Data supplied Block Start

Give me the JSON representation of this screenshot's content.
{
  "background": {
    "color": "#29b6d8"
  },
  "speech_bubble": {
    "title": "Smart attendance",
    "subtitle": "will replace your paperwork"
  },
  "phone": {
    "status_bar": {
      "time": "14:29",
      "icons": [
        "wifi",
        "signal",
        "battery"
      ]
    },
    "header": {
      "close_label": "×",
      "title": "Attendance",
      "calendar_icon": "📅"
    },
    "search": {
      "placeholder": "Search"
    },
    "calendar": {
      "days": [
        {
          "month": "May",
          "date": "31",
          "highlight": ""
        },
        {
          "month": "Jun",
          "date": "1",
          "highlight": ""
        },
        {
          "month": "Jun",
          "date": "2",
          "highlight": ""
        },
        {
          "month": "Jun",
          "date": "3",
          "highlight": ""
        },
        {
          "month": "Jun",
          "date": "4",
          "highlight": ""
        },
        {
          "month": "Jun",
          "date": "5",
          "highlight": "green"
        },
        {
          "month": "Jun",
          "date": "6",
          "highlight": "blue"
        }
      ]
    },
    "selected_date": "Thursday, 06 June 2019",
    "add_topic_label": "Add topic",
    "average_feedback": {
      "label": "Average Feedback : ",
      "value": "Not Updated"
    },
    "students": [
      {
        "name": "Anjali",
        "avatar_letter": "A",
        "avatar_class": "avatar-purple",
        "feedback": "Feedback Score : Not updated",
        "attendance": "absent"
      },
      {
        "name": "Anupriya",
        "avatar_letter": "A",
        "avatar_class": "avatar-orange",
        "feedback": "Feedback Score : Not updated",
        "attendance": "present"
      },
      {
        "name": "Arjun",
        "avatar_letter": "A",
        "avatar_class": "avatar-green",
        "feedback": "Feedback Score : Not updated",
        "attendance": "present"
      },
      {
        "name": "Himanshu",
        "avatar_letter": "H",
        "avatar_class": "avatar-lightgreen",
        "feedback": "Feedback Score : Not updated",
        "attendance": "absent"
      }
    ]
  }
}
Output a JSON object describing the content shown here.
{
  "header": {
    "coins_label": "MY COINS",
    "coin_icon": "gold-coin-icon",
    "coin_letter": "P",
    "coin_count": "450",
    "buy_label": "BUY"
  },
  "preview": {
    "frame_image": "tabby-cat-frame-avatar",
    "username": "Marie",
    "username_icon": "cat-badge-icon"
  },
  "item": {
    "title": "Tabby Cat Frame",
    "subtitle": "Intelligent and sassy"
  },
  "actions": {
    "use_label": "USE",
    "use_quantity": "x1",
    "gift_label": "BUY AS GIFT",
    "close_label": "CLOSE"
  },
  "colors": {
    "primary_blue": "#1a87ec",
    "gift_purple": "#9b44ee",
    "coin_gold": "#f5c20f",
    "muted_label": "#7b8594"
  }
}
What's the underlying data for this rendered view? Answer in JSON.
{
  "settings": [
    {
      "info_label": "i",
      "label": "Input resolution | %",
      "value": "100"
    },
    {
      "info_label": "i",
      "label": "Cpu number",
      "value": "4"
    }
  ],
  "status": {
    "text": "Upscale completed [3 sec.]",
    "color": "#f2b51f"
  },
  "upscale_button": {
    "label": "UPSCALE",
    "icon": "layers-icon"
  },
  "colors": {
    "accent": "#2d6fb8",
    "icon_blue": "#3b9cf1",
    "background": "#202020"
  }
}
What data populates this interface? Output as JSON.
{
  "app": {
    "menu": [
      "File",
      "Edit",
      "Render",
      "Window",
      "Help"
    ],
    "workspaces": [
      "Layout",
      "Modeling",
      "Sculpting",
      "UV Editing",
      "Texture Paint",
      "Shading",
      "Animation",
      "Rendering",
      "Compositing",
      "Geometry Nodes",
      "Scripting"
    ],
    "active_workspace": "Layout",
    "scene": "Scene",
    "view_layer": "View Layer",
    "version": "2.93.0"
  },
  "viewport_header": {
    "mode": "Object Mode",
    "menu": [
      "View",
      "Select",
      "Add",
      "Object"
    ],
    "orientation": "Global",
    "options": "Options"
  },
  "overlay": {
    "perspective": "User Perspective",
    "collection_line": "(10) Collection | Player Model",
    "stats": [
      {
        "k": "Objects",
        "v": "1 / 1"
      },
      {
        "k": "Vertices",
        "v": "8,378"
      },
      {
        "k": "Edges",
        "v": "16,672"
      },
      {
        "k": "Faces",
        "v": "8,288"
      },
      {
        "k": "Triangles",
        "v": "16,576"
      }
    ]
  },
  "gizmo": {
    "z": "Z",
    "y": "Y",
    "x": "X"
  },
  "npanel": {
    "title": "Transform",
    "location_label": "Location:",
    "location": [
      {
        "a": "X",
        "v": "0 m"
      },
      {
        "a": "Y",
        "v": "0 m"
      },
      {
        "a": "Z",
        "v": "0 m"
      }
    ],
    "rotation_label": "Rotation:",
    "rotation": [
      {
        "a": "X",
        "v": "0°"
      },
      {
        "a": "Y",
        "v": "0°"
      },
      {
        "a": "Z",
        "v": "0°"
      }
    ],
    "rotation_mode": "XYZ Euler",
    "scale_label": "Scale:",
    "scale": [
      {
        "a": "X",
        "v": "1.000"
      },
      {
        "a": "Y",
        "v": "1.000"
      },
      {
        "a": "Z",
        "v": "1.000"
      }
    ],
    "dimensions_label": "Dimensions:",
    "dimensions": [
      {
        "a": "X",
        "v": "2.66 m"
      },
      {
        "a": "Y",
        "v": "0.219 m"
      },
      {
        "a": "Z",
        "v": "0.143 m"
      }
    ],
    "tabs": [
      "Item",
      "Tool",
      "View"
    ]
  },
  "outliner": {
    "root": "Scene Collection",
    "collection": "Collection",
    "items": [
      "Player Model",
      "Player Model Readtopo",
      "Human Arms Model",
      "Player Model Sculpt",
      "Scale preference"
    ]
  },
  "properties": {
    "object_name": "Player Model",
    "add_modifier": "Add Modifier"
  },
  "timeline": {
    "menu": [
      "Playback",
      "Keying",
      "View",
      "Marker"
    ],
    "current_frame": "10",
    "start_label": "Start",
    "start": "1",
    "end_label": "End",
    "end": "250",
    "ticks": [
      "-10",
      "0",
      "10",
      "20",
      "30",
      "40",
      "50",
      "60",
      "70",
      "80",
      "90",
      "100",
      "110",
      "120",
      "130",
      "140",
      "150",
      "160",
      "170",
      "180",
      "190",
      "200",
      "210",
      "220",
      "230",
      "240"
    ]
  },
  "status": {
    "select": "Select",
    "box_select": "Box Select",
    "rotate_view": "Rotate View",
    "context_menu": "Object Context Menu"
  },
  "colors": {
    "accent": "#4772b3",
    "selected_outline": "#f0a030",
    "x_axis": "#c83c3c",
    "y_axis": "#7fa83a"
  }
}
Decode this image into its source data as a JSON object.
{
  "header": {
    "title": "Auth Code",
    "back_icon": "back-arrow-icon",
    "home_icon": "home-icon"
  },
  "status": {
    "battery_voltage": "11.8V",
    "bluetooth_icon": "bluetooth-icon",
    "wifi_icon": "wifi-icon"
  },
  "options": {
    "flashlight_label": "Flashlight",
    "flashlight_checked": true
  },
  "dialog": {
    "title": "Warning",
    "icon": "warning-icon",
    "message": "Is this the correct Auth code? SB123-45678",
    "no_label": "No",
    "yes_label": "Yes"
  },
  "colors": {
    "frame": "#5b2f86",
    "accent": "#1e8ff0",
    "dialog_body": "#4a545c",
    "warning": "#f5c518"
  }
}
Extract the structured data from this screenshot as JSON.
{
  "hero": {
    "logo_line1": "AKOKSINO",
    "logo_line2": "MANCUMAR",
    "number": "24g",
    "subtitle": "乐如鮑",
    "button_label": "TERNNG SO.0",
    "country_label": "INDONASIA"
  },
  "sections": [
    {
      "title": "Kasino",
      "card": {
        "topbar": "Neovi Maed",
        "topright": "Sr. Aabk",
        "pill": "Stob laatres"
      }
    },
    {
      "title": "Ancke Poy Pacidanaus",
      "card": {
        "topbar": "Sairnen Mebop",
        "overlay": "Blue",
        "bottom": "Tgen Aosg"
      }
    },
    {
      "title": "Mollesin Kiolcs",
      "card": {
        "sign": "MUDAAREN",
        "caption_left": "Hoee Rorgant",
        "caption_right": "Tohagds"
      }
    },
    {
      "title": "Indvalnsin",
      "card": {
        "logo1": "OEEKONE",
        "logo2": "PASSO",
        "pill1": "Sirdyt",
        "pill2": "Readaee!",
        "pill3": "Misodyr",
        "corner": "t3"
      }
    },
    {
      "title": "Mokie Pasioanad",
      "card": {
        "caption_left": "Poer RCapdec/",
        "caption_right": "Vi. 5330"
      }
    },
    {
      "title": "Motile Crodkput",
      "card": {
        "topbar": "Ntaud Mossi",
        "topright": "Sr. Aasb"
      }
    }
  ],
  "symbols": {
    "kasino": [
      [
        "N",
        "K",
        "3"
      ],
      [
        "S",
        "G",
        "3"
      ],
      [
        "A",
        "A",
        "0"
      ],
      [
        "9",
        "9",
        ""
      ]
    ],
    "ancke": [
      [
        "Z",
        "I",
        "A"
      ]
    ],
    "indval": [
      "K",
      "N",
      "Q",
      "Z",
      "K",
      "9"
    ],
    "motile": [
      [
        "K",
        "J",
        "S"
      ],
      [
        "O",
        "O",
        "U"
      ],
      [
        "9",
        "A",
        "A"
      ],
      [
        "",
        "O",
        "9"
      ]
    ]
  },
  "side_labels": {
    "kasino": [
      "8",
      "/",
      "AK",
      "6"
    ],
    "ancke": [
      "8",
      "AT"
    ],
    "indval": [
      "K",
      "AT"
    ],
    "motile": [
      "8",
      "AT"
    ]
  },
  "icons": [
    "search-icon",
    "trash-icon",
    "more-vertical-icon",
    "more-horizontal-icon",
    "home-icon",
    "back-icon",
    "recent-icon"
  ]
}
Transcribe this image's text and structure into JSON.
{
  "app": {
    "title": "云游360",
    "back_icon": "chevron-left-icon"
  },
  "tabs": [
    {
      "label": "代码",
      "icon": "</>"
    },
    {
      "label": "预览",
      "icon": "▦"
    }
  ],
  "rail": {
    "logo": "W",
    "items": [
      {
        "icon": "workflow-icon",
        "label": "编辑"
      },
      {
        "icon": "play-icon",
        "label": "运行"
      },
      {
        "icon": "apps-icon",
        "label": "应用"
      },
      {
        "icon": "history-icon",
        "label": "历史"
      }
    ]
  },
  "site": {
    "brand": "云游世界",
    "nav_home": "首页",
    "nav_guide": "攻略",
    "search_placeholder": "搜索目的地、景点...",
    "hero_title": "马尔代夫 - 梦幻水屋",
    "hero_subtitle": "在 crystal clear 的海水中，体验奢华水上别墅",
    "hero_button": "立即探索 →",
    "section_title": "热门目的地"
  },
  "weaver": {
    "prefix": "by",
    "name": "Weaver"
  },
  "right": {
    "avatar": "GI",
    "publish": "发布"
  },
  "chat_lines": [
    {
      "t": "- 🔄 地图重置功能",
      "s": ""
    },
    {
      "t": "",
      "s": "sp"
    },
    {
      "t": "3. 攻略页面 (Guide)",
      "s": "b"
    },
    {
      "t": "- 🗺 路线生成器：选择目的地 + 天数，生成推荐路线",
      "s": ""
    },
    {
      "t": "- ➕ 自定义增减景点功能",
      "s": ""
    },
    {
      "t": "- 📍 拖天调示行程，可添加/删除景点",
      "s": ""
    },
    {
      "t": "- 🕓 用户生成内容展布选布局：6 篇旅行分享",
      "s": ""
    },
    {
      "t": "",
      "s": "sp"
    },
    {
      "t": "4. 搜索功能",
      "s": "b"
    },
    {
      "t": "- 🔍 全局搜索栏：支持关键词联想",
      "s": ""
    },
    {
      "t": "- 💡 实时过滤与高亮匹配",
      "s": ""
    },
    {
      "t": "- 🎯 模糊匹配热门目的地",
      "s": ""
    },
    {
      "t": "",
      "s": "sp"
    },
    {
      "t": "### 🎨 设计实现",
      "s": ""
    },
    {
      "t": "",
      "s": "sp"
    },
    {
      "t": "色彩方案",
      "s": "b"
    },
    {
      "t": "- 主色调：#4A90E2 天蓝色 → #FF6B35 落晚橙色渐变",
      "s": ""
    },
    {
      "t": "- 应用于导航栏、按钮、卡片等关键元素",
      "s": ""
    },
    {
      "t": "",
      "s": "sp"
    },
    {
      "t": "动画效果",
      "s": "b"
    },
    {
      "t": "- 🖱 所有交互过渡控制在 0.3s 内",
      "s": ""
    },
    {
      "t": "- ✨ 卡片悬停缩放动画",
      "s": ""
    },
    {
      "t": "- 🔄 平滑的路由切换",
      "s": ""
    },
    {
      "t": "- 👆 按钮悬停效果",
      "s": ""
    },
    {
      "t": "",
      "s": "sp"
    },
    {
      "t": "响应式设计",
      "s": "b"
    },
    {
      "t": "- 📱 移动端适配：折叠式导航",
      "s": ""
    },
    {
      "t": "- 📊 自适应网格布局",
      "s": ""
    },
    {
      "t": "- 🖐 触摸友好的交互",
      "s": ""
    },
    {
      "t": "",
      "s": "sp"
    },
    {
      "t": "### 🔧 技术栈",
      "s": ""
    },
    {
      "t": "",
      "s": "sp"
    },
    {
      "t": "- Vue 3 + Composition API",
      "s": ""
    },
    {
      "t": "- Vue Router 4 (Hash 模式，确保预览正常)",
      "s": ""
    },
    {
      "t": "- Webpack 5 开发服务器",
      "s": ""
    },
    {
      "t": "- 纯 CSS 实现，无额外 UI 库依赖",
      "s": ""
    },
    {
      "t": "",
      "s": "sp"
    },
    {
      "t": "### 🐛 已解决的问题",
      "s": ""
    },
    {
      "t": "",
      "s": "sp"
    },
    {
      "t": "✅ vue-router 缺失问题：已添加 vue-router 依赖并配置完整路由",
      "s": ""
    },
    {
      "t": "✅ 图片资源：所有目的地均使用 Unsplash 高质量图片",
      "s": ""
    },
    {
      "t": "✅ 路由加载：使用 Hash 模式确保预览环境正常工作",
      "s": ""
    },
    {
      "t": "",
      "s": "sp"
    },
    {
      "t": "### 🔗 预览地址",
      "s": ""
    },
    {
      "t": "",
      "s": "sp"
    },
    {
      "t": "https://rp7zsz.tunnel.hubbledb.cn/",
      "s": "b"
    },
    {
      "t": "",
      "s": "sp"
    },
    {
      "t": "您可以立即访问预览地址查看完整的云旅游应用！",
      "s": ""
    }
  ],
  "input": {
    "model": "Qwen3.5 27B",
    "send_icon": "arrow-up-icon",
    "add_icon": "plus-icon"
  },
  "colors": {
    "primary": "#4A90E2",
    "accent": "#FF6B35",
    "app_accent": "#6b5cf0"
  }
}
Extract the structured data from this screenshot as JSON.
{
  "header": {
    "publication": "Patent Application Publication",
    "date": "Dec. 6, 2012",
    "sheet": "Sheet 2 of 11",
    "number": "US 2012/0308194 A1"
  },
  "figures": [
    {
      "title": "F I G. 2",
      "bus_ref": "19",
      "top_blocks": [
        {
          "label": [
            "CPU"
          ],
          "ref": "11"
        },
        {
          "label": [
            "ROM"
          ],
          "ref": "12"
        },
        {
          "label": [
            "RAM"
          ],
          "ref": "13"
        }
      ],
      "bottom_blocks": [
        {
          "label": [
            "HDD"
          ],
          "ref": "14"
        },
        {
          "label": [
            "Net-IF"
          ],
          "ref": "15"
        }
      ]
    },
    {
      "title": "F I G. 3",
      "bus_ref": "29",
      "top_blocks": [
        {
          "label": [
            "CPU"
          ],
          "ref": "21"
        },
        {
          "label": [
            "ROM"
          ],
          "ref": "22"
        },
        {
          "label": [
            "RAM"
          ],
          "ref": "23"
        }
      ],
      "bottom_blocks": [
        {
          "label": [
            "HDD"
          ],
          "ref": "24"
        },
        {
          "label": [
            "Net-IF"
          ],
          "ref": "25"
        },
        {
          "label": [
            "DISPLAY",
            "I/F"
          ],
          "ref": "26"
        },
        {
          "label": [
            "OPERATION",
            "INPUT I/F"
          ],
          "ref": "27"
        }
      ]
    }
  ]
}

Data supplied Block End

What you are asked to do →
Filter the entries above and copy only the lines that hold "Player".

Exercise solution →
    "collection_line": "(10) Collection | Player Model",
      "Player Model",
      "Player Model Readtopo",
      "Player Model Sculpt",
    "object_name": "Player Model",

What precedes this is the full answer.